Casey Comes to the Defense of British Players
Sunday, June 15, 2008
SAN DIEGO, June 14 -- The latest volley in the running feud between Vijay Singh and British golfers came from England's Paul Casey after his third round at the U.S. Open on Saturday. Earlier this week, Singh was critical of players from England, calling them "lazy Brits" for not working hard enough at improving their game.
"My work rate is absolutely fine," Casey said. "Vijay's clearly is more than most other people's. But look at Monty [Colin Montgomerie]. You rarely saw him on the range, but he is absolutely brilliant. That is just his style. It is horses for courses. I think overall the British guys are working very hard."
Casey said he had not heard about Singh's comments until countryman Luke Donald, who shot even-par 142 over the first two rounds, informed him Friday.
After rallying for a 70 Friday to make the cut on the number (149), Casey shot 5-over-par 76 Saturday and didn't sound like practice was in his immediate plans.
"A padded cell might be nice," he said. "I'm not sure the range is the place to go, really. To be honest, in weeks like this, sometimes you just want to get away from the golf course sometimes once you are done playing."
Two Fans Arrested
Two unruly fans were arrested late Friday afternoon after a heckling incident on the ninth hole at Torrey Pines that also involved the caddies of Adam Scott and Phil Mickelson.
Tony Navarro, Scott's veteran caddie, apparently accosted a fan who had been verbally heckling his golfer for several holes. According to the San Diego Union-Tribune, Navarro "charged the ropes that keep fans off the course, went under the ropes with his bag on his back and head-butted" one of the fans. Jim Mackay, Mickelson's caddie, then went under the ropes to help Navarro.
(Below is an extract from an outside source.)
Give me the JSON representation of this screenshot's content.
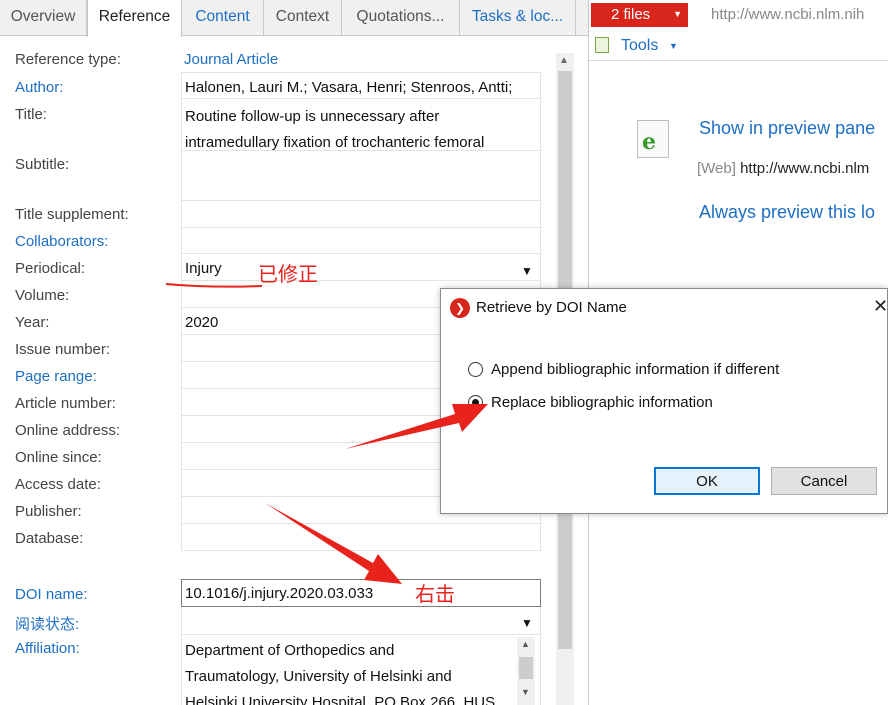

Order was quickly restored, and the fans, identified as Thomas Campbell, 62, of Upland, Calif., and his son, Thomas J. Campbell, 37, of Apple Valley, were arrested by police on suspicion of being drunk in public and escorted off the course in handcuffs.
Jim Schuch, a marshal who said he witnessed the entire incident, told the Union-Tribune: "I don't know if the guy was high or drunk, but he kept yelling and going at Scott's caddie. The caddie went after him . . . and then the police came in and broke it up."
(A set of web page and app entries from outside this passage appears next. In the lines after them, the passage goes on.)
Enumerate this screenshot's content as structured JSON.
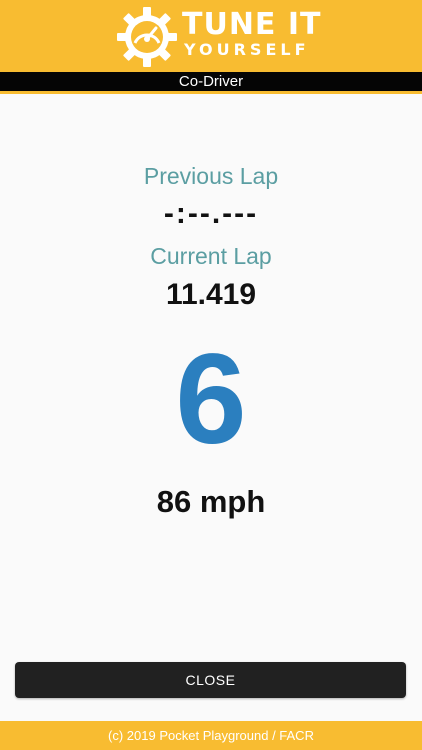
{
  "header": {
    "brand_line1": "TUNE IT",
    "brand_line2": "YOURSELF",
    "logo_icon": "gear-speedometer-icon",
    "background_color": "#f8bc31"
  },
  "subtitle": {
    "text": "Co-Driver"
  },
  "laps": {
    "previous_label": "Previous Lap",
    "previous_value": "-:--.---",
    "current_label": "Current Lap",
    "current_value": "11.419"
  },
  "gear": {
    "value": "6",
    "color": "#2b7fbf"
  },
  "speed": {
    "text": "86 mph"
  },
  "close_button": {
    "label": "CLOSE"
  },
  "footer": {
    "text": "(c) 2019 Pocket Playground / FACR"
  },
  "colors": {
    "accent": "#f8bc31",
    "label_teal": "#5b9ea2",
    "button_dark": "#212121"
  }
}
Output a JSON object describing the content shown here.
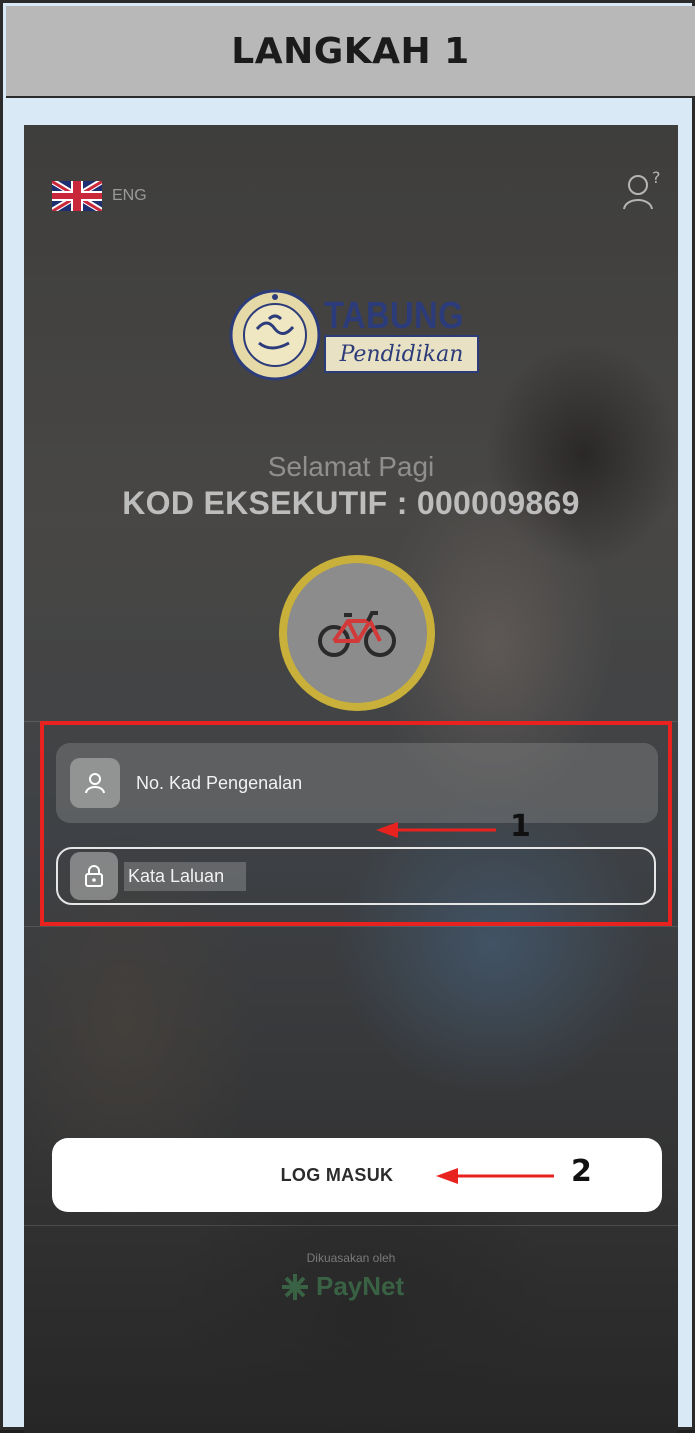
{
  "header": {
    "title": "LANGKAH 1"
  },
  "language": {
    "label": "ENG",
    "flag_icon": "uk-flag-icon"
  },
  "help_icon": "user-help-icon",
  "logo": {
    "name": "TABUNG",
    "subtitle": "Pendidikan"
  },
  "greeting": "Selamat Pagi",
  "executive_code": "KOD EKSEKUTIF : 000009869",
  "badge_icon": "bicycle-icon",
  "form": {
    "ic_placeholder": "No. Kad Pengenalan",
    "password_placeholder": "Kata Laluan"
  },
  "login_button": "LOG MASUK",
  "annotations": {
    "first": "1",
    "second": "2"
  },
  "footer": {
    "powered_by": "Dikuasakan oleh",
    "brand": "PayNet"
  },
  "colors": {
    "annotation_red": "#e8231f",
    "header_gray": "#b8b8b8",
    "background_blue": "#d9e9f5",
    "badge_gold": "#c9b03a"
  }
}
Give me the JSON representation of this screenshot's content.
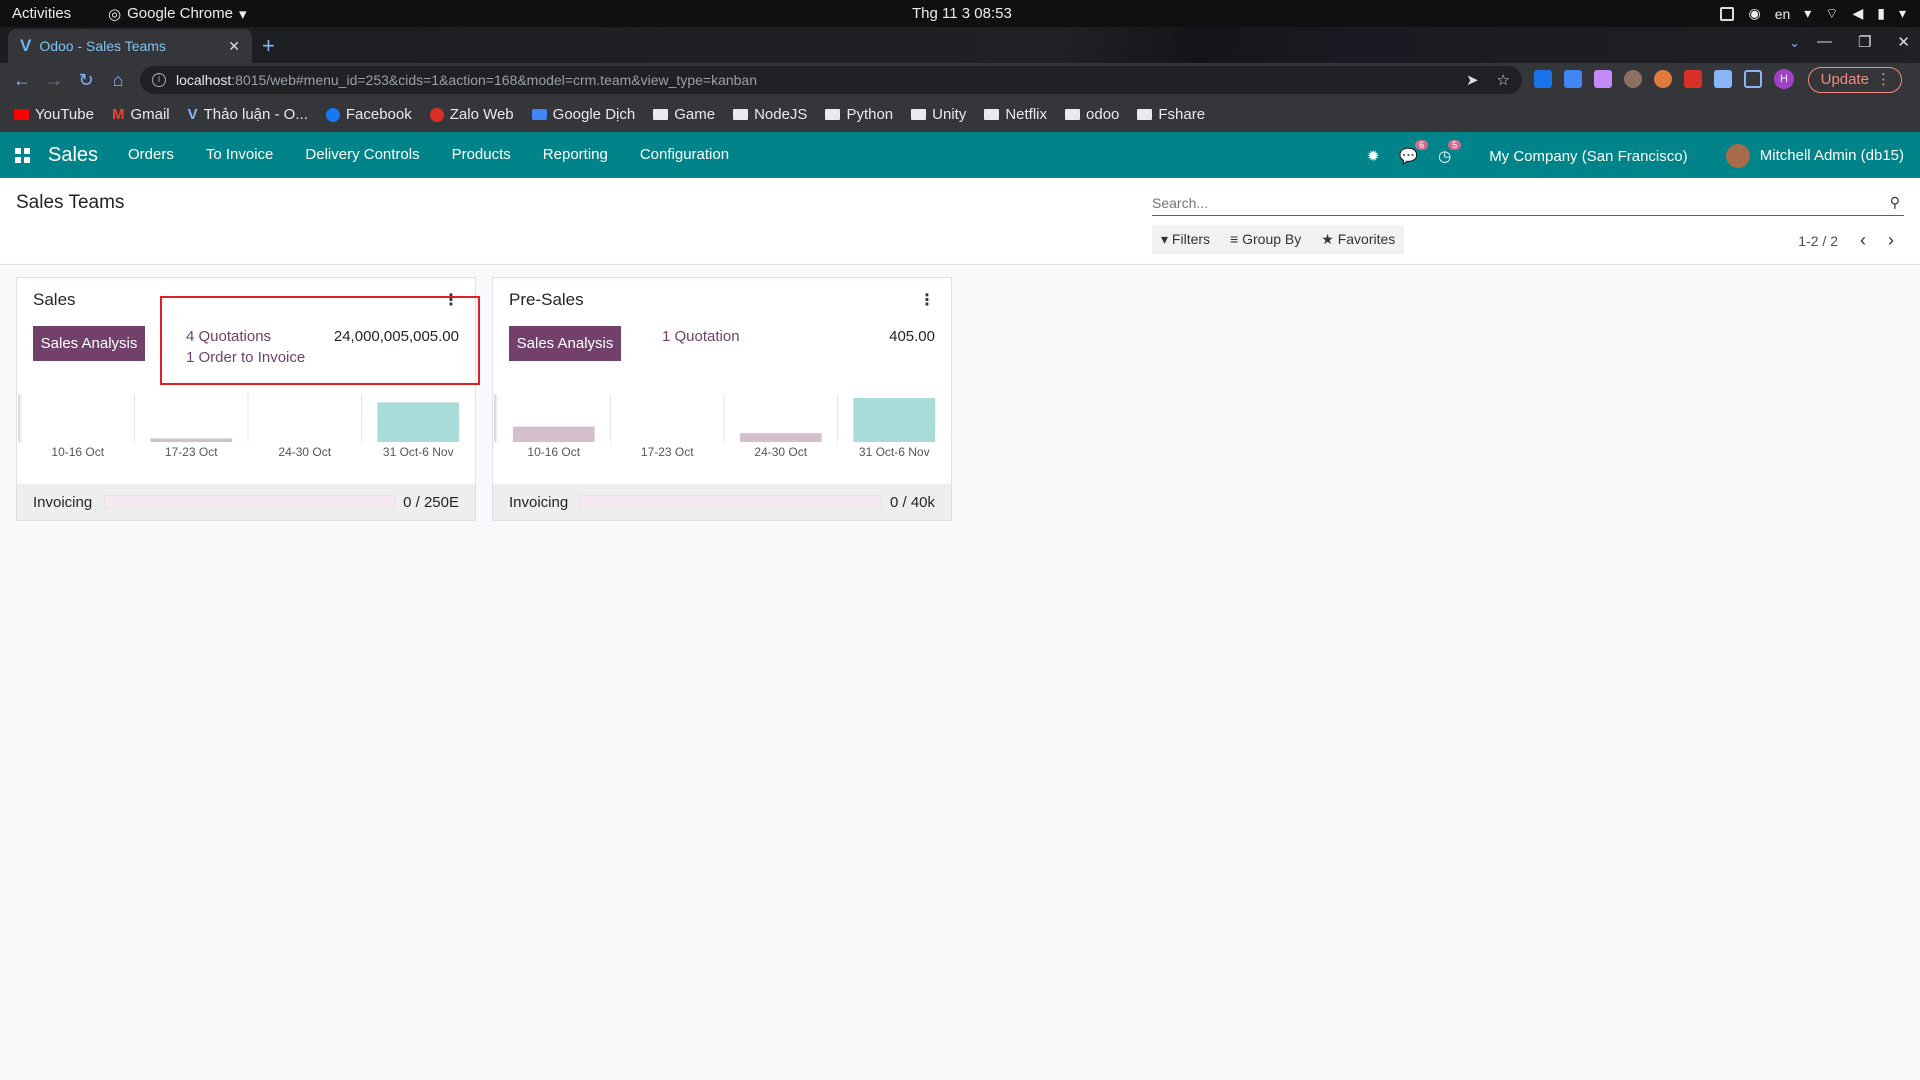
{
  "os": {
    "activities": "Activities",
    "app_name": "Google Chrome",
    "clock": "Thg 11 3  08:53",
    "lang": "en"
  },
  "browser": {
    "tab_title": "Odoo - Sales Teams",
    "url_host": "localhost",
    "url_rest": ":8015/web#menu_id=253&cids=1&action=168&model=crm.team&view_type=kanban",
    "update_label": "Update",
    "profile_initial": "H",
    "bookmarks": [
      "YouTube",
      "Gmail",
      "Thảo luận - O...",
      "Facebook",
      "Zalo Web",
      "Google Dịch",
      "Game",
      "NodeJS",
      "Python",
      "Unity",
      "Netflix",
      "odoo",
      "Fshare"
    ]
  },
  "odoo": {
    "app": "Sales",
    "menu": [
      "Orders",
      "To Invoice",
      "Delivery Controls",
      "Products",
      "Reporting",
      "Configuration"
    ],
    "chat_badge": "6",
    "activity_badge": "5",
    "company": "My Company (San Francisco)",
    "user": "Mitchell Admin (db15)"
  },
  "control_panel": {
    "title": "Sales Teams",
    "search_placeholder": "Search...",
    "filters": "Filters",
    "group_by": "Group By",
    "favorites": "Favorites",
    "pager": "1-2 / 2"
  },
  "teams": [
    {
      "name": "Sales",
      "button": "Sales Analysis",
      "link1": "4 Quotations",
      "link2": "1 Order to Invoice",
      "amount": "24,000,005,005.00",
      "chart_labels": [
        "10-16 Oct",
        "17-23 Oct",
        "24-30 Oct",
        "31 Oct-6 Nov"
      ],
      "bars": [
        0,
        0.08,
        0,
        0.9
      ],
      "footer_label": "Invoicing",
      "footer_value": "0 / 250E",
      "progress": 0
    },
    {
      "name": "Pre-Sales",
      "button": "Sales Analysis",
      "link1": "1 Quotation",
      "link2": "",
      "amount": "405.00",
      "chart_labels": [
        "10-16 Oct",
        "17-23 Oct",
        "24-30 Oct",
        "31 Oct-6 Nov"
      ],
      "bars": [
        0.35,
        0,
        0.2,
        1.0
      ],
      "footer_label": "Invoicing",
      "footer_value": "0 / 40k",
      "progress": 0
    }
  ],
  "colors": {
    "odoo_teal": "#00848a",
    "odoo_purple": "#71416b",
    "bar_past": "#d4bfcd",
    "bar_current": "#a9dcd9",
    "highlight": "#e02020"
  }
}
Mickelson and Scott, Nos. 2 and 3 in the world, were paired together for the third straight round Saturday after each finished 36 holes at 4-over 146 . . .
Justin Leonard, who won last week's PGA Tour event in Memphis, was at 5-over 147 to make the cut by two shots Friday, despite a rather unusual scorecard. Over his first 36 holes, Leonard did not make a birdie or eagle, with 31 pars and five bogeys . . .
No decision has been made about whether to play the 14th hole as a 277-yard par 4. The first three days, the hole has been played at 435 yards, but USGA officials said if the weather holds, they probably will use the shorter tee Sunday. They also are expected to play the 13th from the tips Sunday, making it a 614-yard par 5 . . .
The U.S. Open meets Coney Island: For $5, fans can buy hot dogs from Brooklyn-based Nathan's Famous at most Open concession stands.